The members of the Rooney family, who were based on Traveller sites in Lincoln, targeted vulnerable people, including some with alcohol or drug addiction, and deliberately looked for potential captives on the streets, Nottingham crown court heard.
The impact of the forced labour on the mental and physical health of the victims had been severe, prosecutors said, with some being malnourished, subjected to beatings and threatened. One of the victims was found to have been working for the family for 26 years.

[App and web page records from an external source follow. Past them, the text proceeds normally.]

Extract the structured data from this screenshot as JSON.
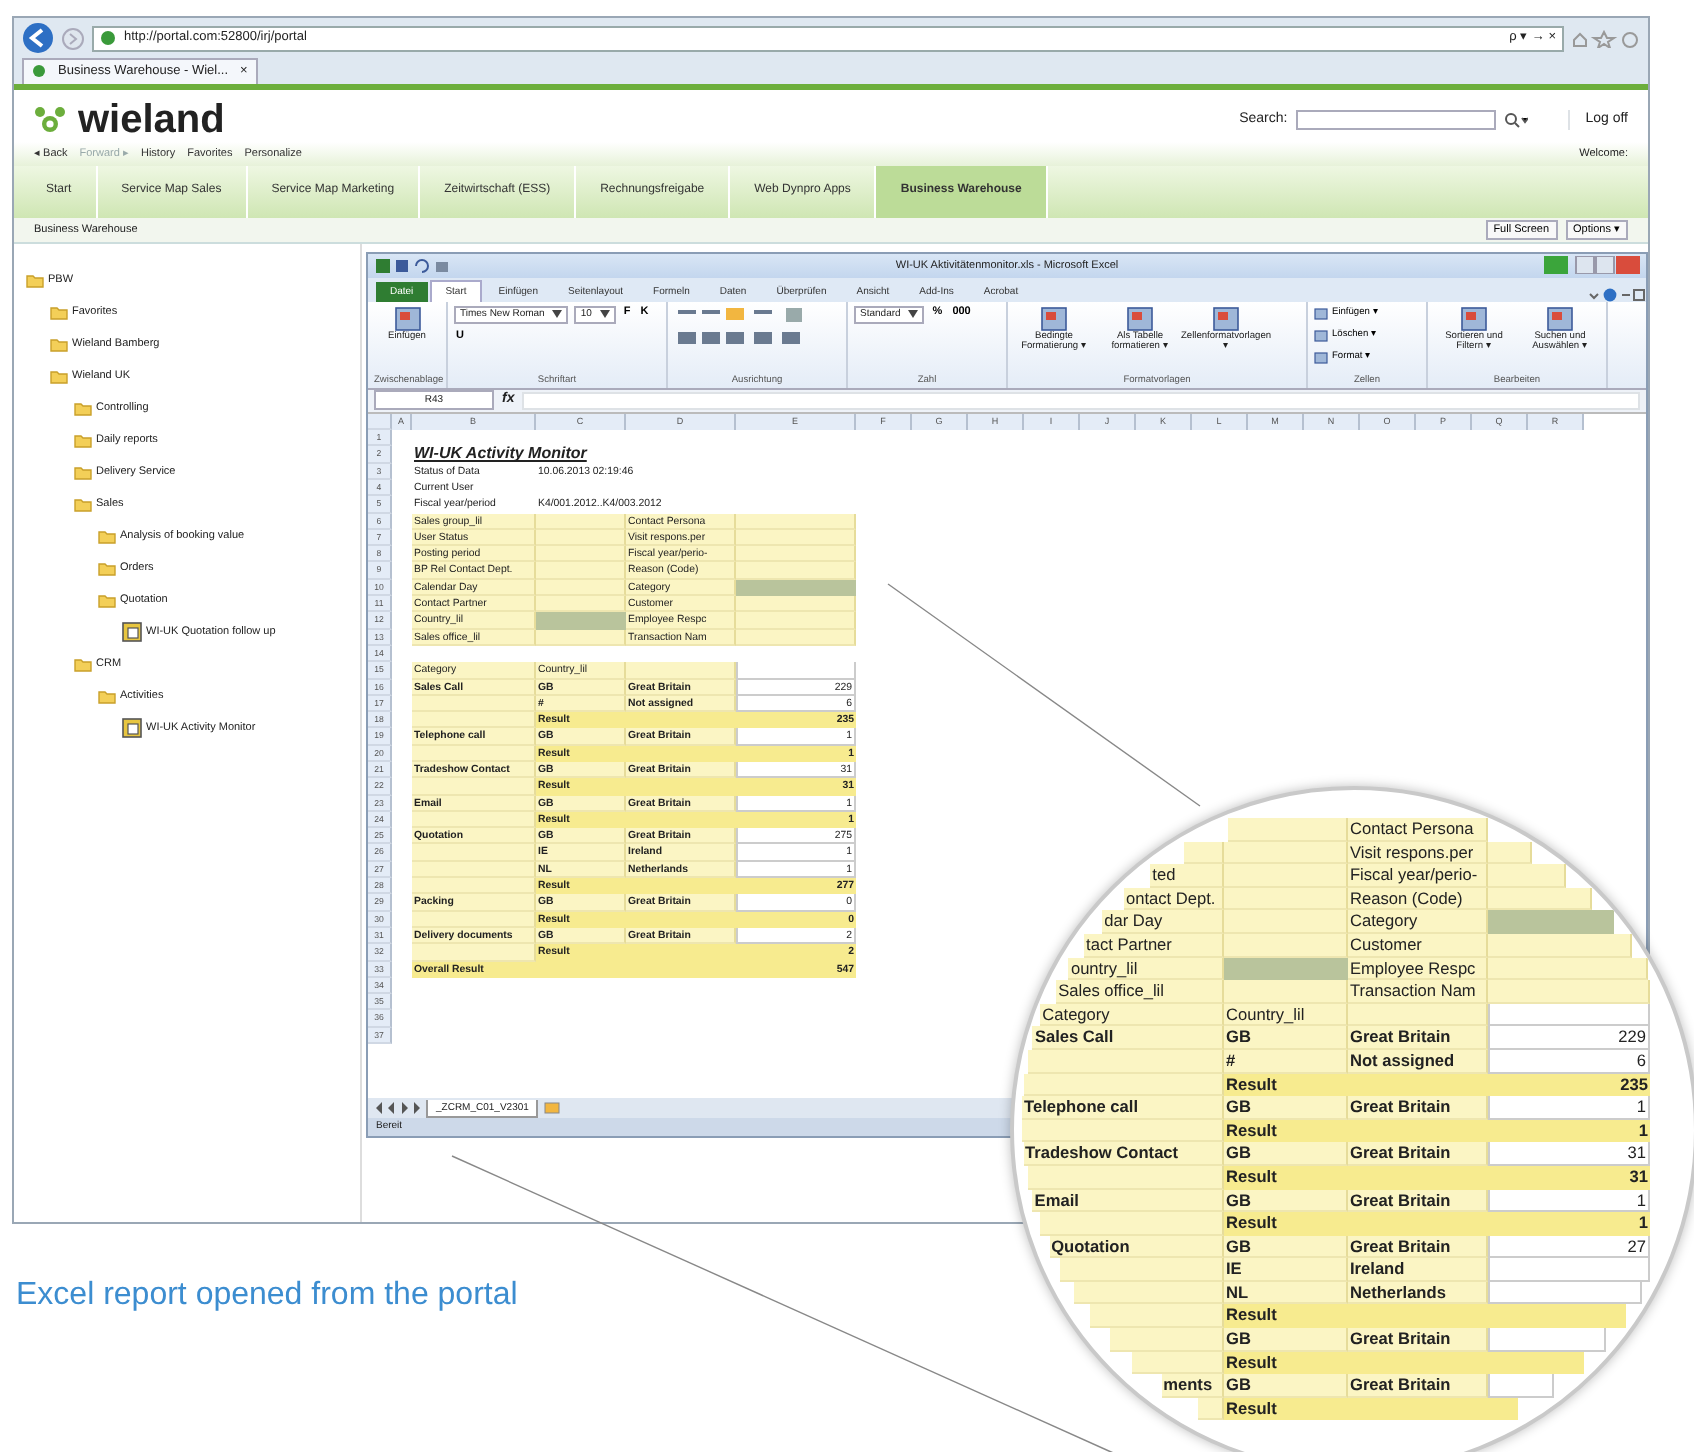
{
  "browser": {
    "url": "http://portal.com:52800/irj/portal",
    "search_controls": "ρ ▾ → ×",
    "tab_title": "Business Warehouse - Wiel...",
    "tab_close": "×"
  },
  "portal": {
    "logo": "wieland",
    "search_label": "Search:",
    "logoff": "Log off",
    "welcome": "Welcome:",
    "nav_links": [
      {
        "label": "◂ Back",
        "disabled": false
      },
      {
        "label": "Forward ▸",
        "disabled": true
      },
      {
        "label": "History",
        "disabled": false
      },
      {
        "label": "Favorites",
        "disabled": false
      },
      {
        "label": "Personalize",
        "disabled": false
      }
    ],
    "tabs": [
      {
        "label": "Start",
        "selected": false
      },
      {
        "label": "Service Map Sales",
        "selected": false
      },
      {
        "label": "Service Map Marketing",
        "selected": false
      },
      {
        "label": "Zeitwirtschaft (ESS)",
        "selected": false
      },
      {
        "label": "Rechnungsfreigabe",
        "selected": false
      },
      {
        "label": "Web Dynpro Apps",
        "selected": false
      },
      {
        "label": "Business Warehouse",
        "selected": true
      }
    ],
    "breadcrumb": "Business Warehouse",
    "buttons": [
      "Full Screen",
      "Options ▾"
    ]
  },
  "tree": [
    {
      "label": "PBW",
      "kind": "folder",
      "children": [
        {
          "label": "Favorites",
          "kind": "folder"
        },
        {
          "label": "Wieland Bamberg",
          "kind": "folder"
        },
        {
          "label": "Wieland UK",
          "kind": "folder",
          "children": [
            {
              "label": "Controlling",
              "kind": "folder"
            },
            {
              "label": "Daily reports",
              "kind": "folder"
            },
            {
              "label": "Delivery Service",
              "kind": "folder"
            },
            {
              "label": "Sales",
              "kind": "folder",
              "children": [
                {
                  "label": "Analysis of booking value",
                  "kind": "folder"
                },
                {
                  "label": "Orders",
                  "kind": "folder"
                },
                {
                  "label": "Quotation",
                  "kind": "folder",
                  "children": [
                    {
                      "label": "WI-UK Quotation follow up",
                      "kind": "report"
                    }
                  ]
                }
              ]
            },
            {
              "label": "CRM",
              "kind": "folder",
              "children": [
                {
                  "label": "Activities",
                  "kind": "folder",
                  "children": [
                    {
                      "label": "WI-UK Activity Monitor",
                      "kind": "report"
                    }
                  ]
                }
              ]
            }
          ]
        }
      ]
    }
  ],
  "excel": {
    "title": "WI-UK Aktivitätenmonitor.xls - Microsoft Excel",
    "menu_tabs": [
      {
        "label": "Datei",
        "kind": "file",
        "selected": false
      },
      {
        "label": "Start",
        "kind": "tab",
        "selected": true
      },
      {
        "label": "Einfügen",
        "kind": "tab",
        "selected": false
      },
      {
        "label": "Seitenlayout",
        "kind": "tab",
        "selected": false
      },
      {
        "label": "Formeln",
        "kind": "tab",
        "selected": false
      },
      {
        "label": "Daten",
        "kind": "tab",
        "selected": false
      },
      {
        "label": "Überprüfen",
        "kind": "tab",
        "selected": false
      },
      {
        "label": "Ansicht",
        "kind": "tab",
        "selected": false
      },
      {
        "label": "Add-Ins",
        "kind": "tab",
        "selected": false
      },
      {
        "label": "Acrobat",
        "kind": "tab",
        "selected": false
      }
    ],
    "ribbon": [
      {
        "name": "Zwischenablage",
        "items": [
          {
            "kind": "large",
            "label": "Einfügen"
          }
        ]
      },
      {
        "name": "Schriftart",
        "items": [
          {
            "kind": "dropdown",
            "label": "Times New Roman"
          },
          {
            "kind": "dropdown",
            "label": "10"
          },
          {
            "kind": "glyph",
            "label": "F"
          },
          {
            "kind": "glyph",
            "label": "K"
          },
          {
            "kind": "glyph",
            "label": "U"
          }
        ]
      },
      {
        "name": "Ausrichtung"
      },
      {
        "name": "Zahl",
        "items": [
          {
            "kind": "dropdown",
            "label": "Standard"
          },
          {
            "kind": "glyph",
            "label": "%"
          },
          {
            "kind": "glyph",
            "label": "000"
          }
        ]
      },
      {
        "name": "Formatvorlagen",
        "items": [
          {
            "kind": "large",
            "label": "Bedingte Formatierung ▾"
          },
          {
            "kind": "large",
            "label": "Als Tabelle formatieren ▾"
          },
          {
            "kind": "large",
            "label": "Zellenformatvorlagen ▾"
          }
        ]
      },
      {
        "name": "Zellen",
        "items": [
          {
            "kind": "small",
            "label": "Einfügen ▾"
          },
          {
            "kind": "small",
            "label": "Löschen ▾"
          },
          {
            "kind": "small",
            "label": "Format ▾"
          }
        ]
      },
      {
        "name": "Bearbeiten",
        "items": [
          {
            "kind": "large",
            "label": "Sortieren und Filtern ▾"
          },
          {
            "kind": "large",
            "label": "Suchen und Auswählen ▾"
          }
        ]
      }
    ],
    "name_box": "R43",
    "fx": "fx",
    "columns": [
      "A",
      "B",
      "C",
      "D",
      "E",
      "F",
      "G",
      "H",
      "I",
      "J",
      "K",
      "L",
      "M",
      "N",
      "O",
      "P",
      "Q",
      "R"
    ],
    "row_numbers": [
      "1",
      "2",
      "3",
      "4",
      "5",
      "6",
      "7",
      "8",
      "9",
      "10",
      "11",
      "12",
      "13",
      "14",
      "15",
      "16",
      "17",
      "18",
      "19",
      "20",
      "21",
      "22",
      "23",
      "24",
      "25",
      "26",
      "27",
      "28",
      "29",
      "30",
      "31",
      "32",
      "33",
      "34",
      "35",
      "36",
      "37"
    ],
    "report_title": "WI-UK Activity Monitor",
    "meta": [
      {
        "label": "Status of Data",
        "value": "10.06.2013 02:19:46"
      },
      {
        "label": "Current User"
      },
      {
        "label": "Fiscal year/period",
        "value": "K4/001.2012..K4/003.2012"
      }
    ],
    "filters": [
      {
        "left": "Sales group_lil",
        "left_set": false,
        "right": "Contact Persona",
        "right_set": false
      },
      {
        "left": "User Status",
        "left_set": false,
        "right": "Visit respons.per",
        "right_set": false
      },
      {
        "left": "Posting period",
        "left_set": false,
        "right": "Fiscal year/perio-",
        "right_set": false
      },
      {
        "left": "BP Rel Contact Dept.",
        "left_set": false,
        "right": "Reason (Code)",
        "right_set": false
      },
      {
        "left": "Calendar Day",
        "left_set": false,
        "right": "Category",
        "right_set": true
      },
      {
        "left": "Contact Partner",
        "left_set": false,
        "right": "Customer",
        "right_set": false
      },
      {
        "left": "Country_lil",
        "left_set": true,
        "right": "Employee Respc",
        "right_set": false
      },
      {
        "left": "Sales office_lil",
        "left_set": false,
        "right": "Transaction Nam",
        "right_set": false
      }
    ],
    "table_header": [
      "Category",
      "Country_lil"
    ],
    "rows": [
      {
        "kind": "data",
        "category": "Sales Call",
        "code": "GB",
        "country": "Great Britain",
        "value": "229"
      },
      {
        "kind": "data",
        "code": "#",
        "country": "Not assigned",
        "value": "6"
      },
      {
        "kind": "result",
        "code": "Result",
        "value": "235"
      },
      {
        "kind": "data",
        "category": "Telephone call",
        "code": "GB",
        "country": "Great Britain",
        "value": "1"
      },
      {
        "kind": "result",
        "code": "Result",
        "value": "1"
      },
      {
        "kind": "data",
        "category": "Tradeshow Contact",
        "code": "GB",
        "country": "Great Britain",
        "value": "31"
      },
      {
        "kind": "result",
        "code": "Result",
        "value": "31"
      },
      {
        "kind": "data",
        "category": "Email",
        "code": "GB",
        "country": "Great Britain",
        "value": "1"
      },
      {
        "kind": "result",
        "code": "Result",
        "value": "1"
      },
      {
        "kind": "data",
        "category": "Quotation",
        "code": "GB",
        "country": "Great Britain",
        "value": "275"
      },
      {
        "kind": "data",
        "code": "IE",
        "country": "Ireland",
        "value": "1"
      },
      {
        "kind": "data",
        "code": "NL",
        "country": "Netherlands",
        "value": "1"
      },
      {
        "kind": "result",
        "code": "Result",
        "value": "277"
      },
      {
        "kind": "data",
        "category": "Packing",
        "code": "GB",
        "country": "Great Britain",
        "value": "0"
      },
      {
        "kind": "result",
        "code": "Result",
        "value": "0"
      },
      {
        "kind": "data",
        "category": "Delivery documents",
        "code": "GB",
        "country": "Great Britain",
        "value": "2"
      },
      {
        "kind": "result",
        "code": "Result",
        "value": "2"
      },
      {
        "kind": "overall",
        "category": "Overall Result",
        "value": "547"
      }
    ],
    "sheet_tab": "_ZCRM_C01_V2301",
    "status": "Bereit"
  },
  "magnifier": {
    "filters": [
      {
        "right": "Contact Persona"
      },
      {
        "right": "Visit respons.per"
      },
      {
        "left": "ted",
        "right": "Fiscal year/perio-"
      },
      {
        "left": "ontact Dept.",
        "right": "Reason (Code)"
      },
      {
        "left": "dar Day",
        "right": "Category",
        "right_set": true
      },
      {
        "left": "tact Partner",
        "right": "Customer"
      },
      {
        "left": "ountry_lil",
        "left_set": true,
        "right": "Employee Respc"
      },
      {
        "left": "Sales office_lil",
        "right": "Transaction Nam"
      }
    ],
    "table_header": [
      "Category",
      "Country_lil"
    ],
    "rows": [
      {
        "kind": "data",
        "category": "Sales Call",
        "code": "GB",
        "country": "Great Britain",
        "value": "229"
      },
      {
        "kind": "data",
        "code": "#",
        "country": "Not assigned",
        "value": "6"
      },
      {
        "kind": "result",
        "code": "Result",
        "value": "235"
      },
      {
        "kind": "data",
        "category": "Telephone call",
        "code": "GB",
        "country": "Great Britain",
        "value": "1"
      },
      {
        "kind": "result",
        "code": "Result",
        "value": "1"
      },
      {
        "kind": "data",
        "category": "Tradeshow Contact",
        "code": "GB",
        "country": "Great Britain",
        "value": "31"
      },
      {
        "kind": "result",
        "code": "Result",
        "value": "31"
      },
      {
        "kind": "data",
        "category": "Email",
        "code": "GB",
        "country": "Great Britain",
        "value": "1"
      },
      {
        "kind": "result",
        "code": "Result",
        "value": "1"
      },
      {
        "kind": "data",
        "category": "Quotation",
        "code": "GB",
        "country": "Great Britain",
        "value": "27"
      },
      {
        "kind": "data",
        "code": "IE",
        "country": "Ireland"
      },
      {
        "kind": "data",
        "code": "NL",
        "country": "Netherlands"
      },
      {
        "kind": "result",
        "code": "Result"
      },
      {
        "kind": "data",
        "code": "GB",
        "country": "Great Britain"
      },
      {
        "kind": "result",
        "code": "Result"
      },
      {
        "kind": "data",
        "category": "ments",
        "code": "GB",
        "country": "Great Britain"
      },
      {
        "kind": "result",
        "code": "Result"
      }
    ]
  },
  "caption": "Excel report opened from the portal"
}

The Rooneys lured in their captives with offers of work and accommodation but once they accepted they were allocated dilapidated caravans mostly with no heating, water or toilet facilities, prosecutors said. Some victims reported having to use rudimentary toilets in the woods nearby. One victim was ordered to dig his own grave and told “that’s where you’re going” if he did not sign a bogus work contract.

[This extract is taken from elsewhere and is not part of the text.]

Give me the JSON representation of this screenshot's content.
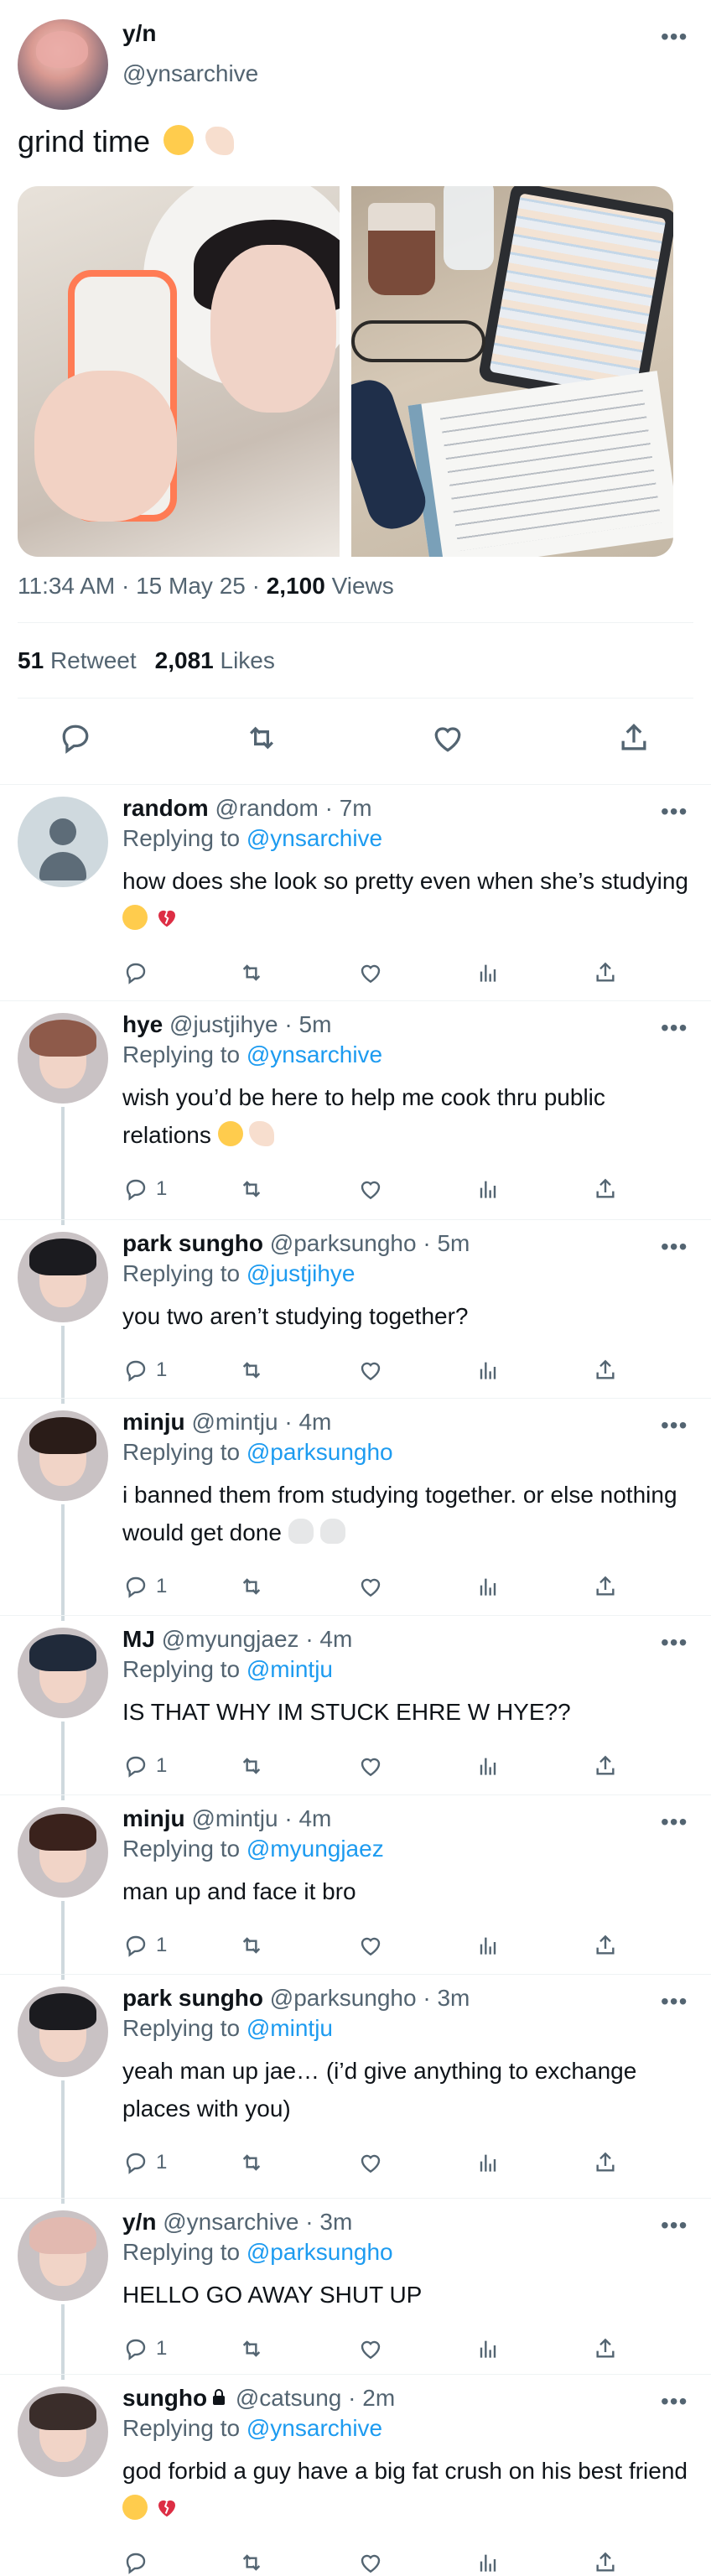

The convictions in four trials – which can now be reported after restrictions were lifted by a judge – were revealed a day after the National Crime Agency (NCA) said modern slavery and human trafficking was far more prevalent than previously thought, with potentially tens of thousands of victims in the UK.